We must right a world going wrong. We are out of time for less than complete and honest statements about what we must really do. Make no mistake. Amping up carbon reductions five times past the present rate is a supreme challenge requiring significant investment of public dollars, and outright shutdown of much fossil fuel infrastructure. Certainly it demands an end to expansion of fossil infrastructure such as coal ports and unconventional fossil fuel production such as tar sands and oil shales. Powerful economic interests whose profits depend on fossil fuels must simply be defeated.
There are strong economic arguments for making the transition. Clean energy technology costs are at or near competitiveness with fossil costs. The external costs of fossil fuels from environmental destruction to increased disease rates are overwhelming. Nonetheless, the fact that the most powerful economic interests – the fossil fuel and related industries – continue to benefit means we will not win on economic arguments alone.
There is a moral dimension to carbon pollution and the climate crisis that must come to the fore. We must take the moral high ground. We cannot continue to pollute our way to prosperity, cannot continue to grow the fossil fuel economy, without knowing we are leaving the world a wreck for our children. It is a basic and simple as that. We need to say it, say it repeatedly, say it loud and clear.

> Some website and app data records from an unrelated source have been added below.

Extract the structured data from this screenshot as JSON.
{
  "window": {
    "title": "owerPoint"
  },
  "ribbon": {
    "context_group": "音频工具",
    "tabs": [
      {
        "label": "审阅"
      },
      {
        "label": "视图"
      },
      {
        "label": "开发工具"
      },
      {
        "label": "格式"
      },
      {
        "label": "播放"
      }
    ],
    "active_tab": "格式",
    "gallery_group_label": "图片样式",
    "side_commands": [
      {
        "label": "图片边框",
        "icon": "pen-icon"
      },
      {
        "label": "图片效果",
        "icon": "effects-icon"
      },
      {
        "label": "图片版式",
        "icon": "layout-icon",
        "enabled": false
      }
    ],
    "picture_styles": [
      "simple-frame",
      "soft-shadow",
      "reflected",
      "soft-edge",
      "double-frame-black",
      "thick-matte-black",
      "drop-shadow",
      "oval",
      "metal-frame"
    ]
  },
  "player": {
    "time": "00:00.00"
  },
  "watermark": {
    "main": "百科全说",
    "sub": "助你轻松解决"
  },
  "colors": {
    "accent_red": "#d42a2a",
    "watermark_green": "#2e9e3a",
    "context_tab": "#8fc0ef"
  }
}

The success of the People’s Climate March in New York and the related 1,500 events around the world will be in elevating the moral imperative of cutting carbon pollution to the pinnacle it deserves. We must put our eyes on the prize, and that prize is a world where global warming has not run beyond human control, where climate stabilization is still possible.
It is less than glorious to understand that the primary goal to which we must devote the rest of our lives is to acknowledge the damage we have done and are doing, and to limit future damages. But that is the hard set of facts we must face if we are to be remembered as people who cared for our kids and their future.
We can still make a great world. I believe this, that out of the necessities of rising to this greatest of challenges we will find the better angels of our nature and make a great world for ourselves and our children. May our better angels get on the march on the streets of the world this weekend.
I will be participating in events around Cascadia this weekend. On Saturday is Climate Knows No Borders International Rally at the Blaine Peace Arch on the U.S.-Canada border. On Sunday the Seattle People's Climate March will begin at Westlake Plaza at 1 pm.